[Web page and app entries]

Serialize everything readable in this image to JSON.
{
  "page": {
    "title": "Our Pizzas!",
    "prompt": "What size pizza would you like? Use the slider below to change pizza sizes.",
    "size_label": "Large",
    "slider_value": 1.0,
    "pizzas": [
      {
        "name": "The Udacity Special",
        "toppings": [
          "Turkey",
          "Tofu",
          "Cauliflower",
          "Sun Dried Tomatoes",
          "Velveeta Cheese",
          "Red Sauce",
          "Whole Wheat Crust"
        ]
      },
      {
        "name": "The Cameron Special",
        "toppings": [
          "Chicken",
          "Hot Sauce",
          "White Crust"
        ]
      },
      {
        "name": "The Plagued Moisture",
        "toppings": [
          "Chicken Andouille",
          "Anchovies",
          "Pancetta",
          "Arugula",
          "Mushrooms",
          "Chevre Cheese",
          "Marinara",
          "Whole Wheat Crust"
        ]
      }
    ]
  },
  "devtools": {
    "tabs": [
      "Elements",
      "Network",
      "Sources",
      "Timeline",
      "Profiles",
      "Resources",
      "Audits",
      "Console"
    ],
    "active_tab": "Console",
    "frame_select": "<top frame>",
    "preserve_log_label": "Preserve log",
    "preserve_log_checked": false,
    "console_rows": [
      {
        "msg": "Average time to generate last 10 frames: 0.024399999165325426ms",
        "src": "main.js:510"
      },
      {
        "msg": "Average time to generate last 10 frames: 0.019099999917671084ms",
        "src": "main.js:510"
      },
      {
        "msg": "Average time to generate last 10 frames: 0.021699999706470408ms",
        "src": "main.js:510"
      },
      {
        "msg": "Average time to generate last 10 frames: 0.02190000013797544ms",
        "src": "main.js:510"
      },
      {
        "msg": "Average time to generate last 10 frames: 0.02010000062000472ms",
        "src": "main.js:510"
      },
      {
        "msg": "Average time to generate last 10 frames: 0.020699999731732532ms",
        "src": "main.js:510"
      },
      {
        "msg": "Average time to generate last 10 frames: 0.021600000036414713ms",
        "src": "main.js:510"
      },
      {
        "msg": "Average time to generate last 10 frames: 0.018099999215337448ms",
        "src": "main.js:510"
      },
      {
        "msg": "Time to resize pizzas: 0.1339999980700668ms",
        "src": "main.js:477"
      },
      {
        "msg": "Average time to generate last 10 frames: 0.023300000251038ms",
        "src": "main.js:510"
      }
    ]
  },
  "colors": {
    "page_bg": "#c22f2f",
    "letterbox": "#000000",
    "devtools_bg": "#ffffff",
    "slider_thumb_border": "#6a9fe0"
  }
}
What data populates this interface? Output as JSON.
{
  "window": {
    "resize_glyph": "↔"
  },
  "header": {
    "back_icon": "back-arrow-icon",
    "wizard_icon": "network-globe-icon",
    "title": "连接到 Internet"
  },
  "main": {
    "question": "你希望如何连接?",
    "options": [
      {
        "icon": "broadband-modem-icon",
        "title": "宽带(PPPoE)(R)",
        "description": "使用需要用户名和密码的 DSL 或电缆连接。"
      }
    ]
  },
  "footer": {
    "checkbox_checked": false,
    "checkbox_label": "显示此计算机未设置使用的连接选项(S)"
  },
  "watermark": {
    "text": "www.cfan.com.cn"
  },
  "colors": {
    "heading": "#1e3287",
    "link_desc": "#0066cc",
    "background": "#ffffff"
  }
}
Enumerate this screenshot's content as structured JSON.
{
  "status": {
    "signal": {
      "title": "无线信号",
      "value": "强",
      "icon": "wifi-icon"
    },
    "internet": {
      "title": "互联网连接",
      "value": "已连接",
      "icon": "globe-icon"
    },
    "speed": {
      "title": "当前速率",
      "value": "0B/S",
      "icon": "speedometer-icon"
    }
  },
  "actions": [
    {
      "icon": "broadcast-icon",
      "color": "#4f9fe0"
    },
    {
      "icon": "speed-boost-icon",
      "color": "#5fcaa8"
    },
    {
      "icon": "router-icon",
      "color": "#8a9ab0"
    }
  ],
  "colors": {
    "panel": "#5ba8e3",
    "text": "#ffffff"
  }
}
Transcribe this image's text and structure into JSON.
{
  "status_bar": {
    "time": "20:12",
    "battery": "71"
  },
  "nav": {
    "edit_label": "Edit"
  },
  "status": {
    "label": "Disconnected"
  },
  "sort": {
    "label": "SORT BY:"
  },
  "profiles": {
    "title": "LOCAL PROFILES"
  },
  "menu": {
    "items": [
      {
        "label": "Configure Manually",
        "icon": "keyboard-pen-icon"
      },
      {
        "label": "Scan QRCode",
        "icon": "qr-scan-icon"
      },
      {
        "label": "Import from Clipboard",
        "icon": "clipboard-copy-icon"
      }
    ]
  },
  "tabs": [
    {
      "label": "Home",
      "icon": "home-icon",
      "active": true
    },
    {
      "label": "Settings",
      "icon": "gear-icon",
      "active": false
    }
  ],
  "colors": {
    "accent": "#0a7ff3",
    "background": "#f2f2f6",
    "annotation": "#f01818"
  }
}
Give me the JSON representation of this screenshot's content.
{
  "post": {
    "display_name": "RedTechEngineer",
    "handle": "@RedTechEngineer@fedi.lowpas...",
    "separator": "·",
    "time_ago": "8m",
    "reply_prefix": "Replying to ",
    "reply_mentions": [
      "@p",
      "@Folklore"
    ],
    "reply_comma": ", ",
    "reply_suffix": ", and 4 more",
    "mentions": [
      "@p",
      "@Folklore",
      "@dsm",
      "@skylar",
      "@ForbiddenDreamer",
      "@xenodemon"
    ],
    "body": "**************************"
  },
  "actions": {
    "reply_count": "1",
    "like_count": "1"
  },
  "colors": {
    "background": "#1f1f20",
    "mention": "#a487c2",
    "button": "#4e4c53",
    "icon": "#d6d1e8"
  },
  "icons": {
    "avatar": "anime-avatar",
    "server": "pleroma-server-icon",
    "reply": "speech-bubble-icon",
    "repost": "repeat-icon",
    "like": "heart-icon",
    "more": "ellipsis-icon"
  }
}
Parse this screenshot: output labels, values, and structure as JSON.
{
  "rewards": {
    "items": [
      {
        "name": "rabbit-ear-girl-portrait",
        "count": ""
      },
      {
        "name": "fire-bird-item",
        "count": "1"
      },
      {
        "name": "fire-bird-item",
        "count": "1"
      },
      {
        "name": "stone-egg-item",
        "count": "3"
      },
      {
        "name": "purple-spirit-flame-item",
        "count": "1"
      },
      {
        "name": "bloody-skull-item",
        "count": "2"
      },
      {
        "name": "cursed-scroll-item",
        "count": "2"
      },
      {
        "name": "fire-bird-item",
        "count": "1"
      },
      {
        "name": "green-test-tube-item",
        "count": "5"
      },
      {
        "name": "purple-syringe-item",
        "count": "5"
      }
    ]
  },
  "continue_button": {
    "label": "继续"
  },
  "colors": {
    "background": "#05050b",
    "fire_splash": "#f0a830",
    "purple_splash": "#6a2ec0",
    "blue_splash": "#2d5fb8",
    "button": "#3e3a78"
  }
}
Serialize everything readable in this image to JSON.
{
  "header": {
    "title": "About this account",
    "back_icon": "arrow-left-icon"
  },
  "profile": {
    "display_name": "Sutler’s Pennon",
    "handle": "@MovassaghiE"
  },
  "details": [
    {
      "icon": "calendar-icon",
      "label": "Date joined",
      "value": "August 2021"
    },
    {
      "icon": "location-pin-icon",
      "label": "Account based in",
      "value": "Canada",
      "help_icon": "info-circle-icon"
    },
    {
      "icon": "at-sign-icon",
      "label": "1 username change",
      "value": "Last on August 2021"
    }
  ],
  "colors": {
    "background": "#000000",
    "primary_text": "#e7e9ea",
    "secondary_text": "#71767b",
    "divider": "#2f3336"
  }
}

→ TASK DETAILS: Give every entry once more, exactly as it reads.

→ OUTPUT FOR THIS EXERCISE:
Serialize everything readable in this image to JSON.
{
  "page": {
    "title": "Our Pizzas!",
    "prompt": "What size pizza would you like? Use the slider below to change pizza sizes.",
    "size_label": "Large",
    "slider_value": 1.0,
    "pizzas": [
      {
        "name": "The Udacity Special",
        "toppings": [
          "Turkey",
          "Tofu",
          "Cauliflower",
          "Sun Dried Tomatoes",
          "Velveeta Cheese",
          "Red Sauce",
          "Whole Wheat Crust"
        ]
      },
      {
        "name": "The Cameron Special",
        "toppings": [
          "Chicken",
          "Hot Sauce",
          "White Crust"
        ]
      },
      {
        "name": "The Plagued Moisture",
        "toppings": [
          "Chicken Andouille",
          "Anchovies",
          "Pancetta",
          "Arugula",
          "Mushrooms",
          "Chevre Cheese",
          "Marinara",
          "Whole Wheat Crust"
        ]
      }
    ]
  },
  "devtools": {
    "tabs": [
      "Elements",
      "Network",
      "Sources",
      "Timeline",
      "Profiles",
      "Resources",
      "Audits",
      "Console"
    ],
    "active_tab": "Console",
    "frame_select": "<top frame>",
    "preserve_log_label": "Preserve log",
    "preserve_log_checked": false,
    "console_rows": [
      {
        "msg": "Average time to generate last 10 frames: 0.024399999165325426ms",
        "src": "main.js:510"
      },
      {
        "msg": "Average time to generate last 10 frames: 0.019099999917671084ms",
        "src": "main.js:510"
      },
      {
        "msg": "Average time to generate last 10 frames: 0.021699999706470408ms",
        "src": "main.js:510"
      },
      {
        "msg": "Average time to generate last 10 frames: 0.02190000013797544ms",
        "src": "main.js:510"
      },
      {
        "msg": "Average time to generate last 10 frames: 0.02010000062000472ms",
        "src": "main.js:510"
      },
      {
        "msg": "Average time to generate last 10 frames: 0.020699999731732532ms",
        "src": "main.js:510"
      },
      {
        "msg": "Average time to generate last 10 frames: 0.021600000036414713ms",
        "src": "main.js:510"
      },
      {
        "msg": "Average time to generate last 10 frames: 0.018099999215337448ms",
        "src": "main.js:510"
      },
      {
        "msg": "Time to resize pizzas: 0.1339999980700668ms",
        "src": "main.js:477"
      },
      {
        "msg": "Average time to generate last 10 frames: 0.023300000251038ms",
        "src": "main.js:510"
      }
    ]
  },
  "colors": {
    "page_bg": "#c22f2f",
    "letterbox": "#000000",
    "devtools_bg": "#ffffff",
    "slider_thumb_border": "#6a9fe0"
  }
}
What data populates this interface? Output as JSON.
{
  "window": {
    "resize_glyph": "↔"
  },
  "header": {
    "back_icon": "back-arrow-icon",
    "wizard_icon": "network-globe-icon",
    "title": "连接到 Internet"
  },
  "main": {
    "question": "你希望如何连接?",
    "options": [
      {
        "icon": "broadband-modem-icon",
        "title": "宽带(PPPoE)(R)",
        "description": "使用需要用户名和密码的 DSL 或电缆连接。"
      }
    ]
  },
  "footer": {
    "checkbox_checked": false,
    "checkbox_label": "显示此计算机未设置使用的连接选项(S)"
  },
  "watermark": {
    "text": "www.cfan.com.cn"
  },
  "colors": {
    "heading": "#1e3287",
    "link_desc": "#0066cc",
    "background": "#ffffff"
  }
}
Enumerate this screenshot's content as structured JSON.
{
  "status": {
    "signal": {
      "title": "无线信号",
      "value": "强",
      "icon": "wifi-icon"
    },
    "internet": {
      "title": "互联网连接",
      "value": "已连接",
      "icon": "globe-icon"
    },
    "speed": {
      "title": "当前速率",
      "value": "0B/S",
      "icon": "speedometer-icon"
    }
  },
  "actions": [
    {
      "icon": "broadcast-icon",
      "color": "#4f9fe0"
    },
    {
      "icon": "speed-boost-icon",
      "color": "#5fcaa8"
    },
    {
      "icon": "router-icon",
      "color": "#8a9ab0"
    }
  ],
  "colors": {
    "panel": "#5ba8e3",
    "text": "#ffffff"
  }
}
Transcribe this image's text and structure into JSON.
{
  "status_bar": {
    "time": "20:12",
    "battery": "71"
  },
  "nav": {
    "edit_label": "Edit"
  },
  "status": {
    "label": "Disconnected"
  },
  "sort": {
    "label": "SORT BY:"
  },
  "profiles": {
    "title": "LOCAL PROFILES"
  },
  "menu": {
    "items": [
      {
        "label": "Configure Manually",
        "icon": "keyboard-pen-icon"
      },
      {
        "label": "Scan QRCode",
        "icon": "qr-scan-icon"
      },
      {
        "label": "Import from Clipboard",
        "icon": "clipboard-copy-icon"
      }
    ]
  },
  "tabs": [
    {
      "label": "Home",
      "icon": "home-icon",
      "active": true
    },
    {
      "label": "Settings",
      "icon": "gear-icon",
      "active": false
    }
  ],
  "colors": {
    "accent": "#0a7ff3",
    "background": "#f2f2f6",
    "annotation": "#f01818"
  }
}
Give me the JSON representation of this screenshot's content.
{
  "post": {
    "display_name": "RedTechEngineer",
    "handle": "@RedTechEngineer@fedi.lowpas...",
    "separator": "·",
    "time_ago": "8m",
    "reply_prefix": "Replying to ",
    "reply_mentions": [
      "@p",
      "@Folklore"
    ],
    "reply_comma": ", ",
    "reply_suffix": ", and 4 more",
    "mentions": [
      "@p",
      "@Folklore",
      "@dsm",
      "@skylar",
      "@ForbiddenDreamer",
      "@xenodemon"
    ],
    "body": "**************************"
  },
  "actions": {
    "reply_count": "1",
    "like_count": "1"
  },
  "colors": {
    "background": "#1f1f20",
    "mention": "#a487c2",
    "button": "#4e4c53",
    "icon": "#d6d1e8"
  },
  "icons": {
    "avatar": "anime-avatar",
    "server": "pleroma-server-icon",
    "reply": "speech-bubble-icon",
    "repost": "repeat-icon",
    "like": "heart-icon",
    "more": "ellipsis-icon"
  }
}
Parse this screenshot: output labels, values, and structure as JSON.
{
  "rewards": {
    "items": [
      {
        "name": "rabbit-ear-girl-portrait",
        "count": ""
      },
      {
        "name": "fire-bird-item",
        "count": "1"
      },
      {
        "name": "fire-bird-item",
        "count": "1"
      },
      {
        "name": "stone-egg-item",
        "count": "3"
      },
      {
        "name": "purple-spirit-flame-item",
        "count": "1"
      },
      {
        "name": "bloody-skull-item",
        "count": "2"
      },
      {
        "name": "cursed-scroll-item",
        "count": "2"
      },
      {
        "name": "fire-bird-item",
        "count": "1"
      },
      {
        "name": "green-test-tube-item",
        "count": "5"
      },
      {
        "name": "purple-syringe-item",
        "count": "5"
      }
    ]
  },
  "continue_button": {
    "label": "继续"
  },
  "colors": {
    "background": "#05050b",
    "fire_splash": "#f0a830",
    "purple_splash": "#6a2ec0",
    "blue_splash": "#2d5fb8",
    "button": "#3e3a78"
  }
}
Serialize everything readable in this image to JSON.
{
  "header": {
    "title": "About this account",
    "back_icon": "arrow-left-icon"
  },
  "profile": {
    "display_name": "Sutler’s Pennon",
    "handle": "@MovassaghiE"
  },
  "details": [
    {
      "icon": "calendar-icon",
      "label": "Date joined",
      "value": "August 2021"
    },
    {
      "icon": "location-pin-icon",
      "label": "Account based in",
      "value": "Canada",
      "help_icon": "info-circle-icon"
    },
    {
      "icon": "at-sign-icon",
      "label": "1 username change",
      "value": "Last on August 2021"
    }
  ],
  "colors": {
    "background": "#000000",
    "primary_text": "#e7e9ea",
    "secondary_text": "#71767b",
    "divider": "#2f3336"
  }
}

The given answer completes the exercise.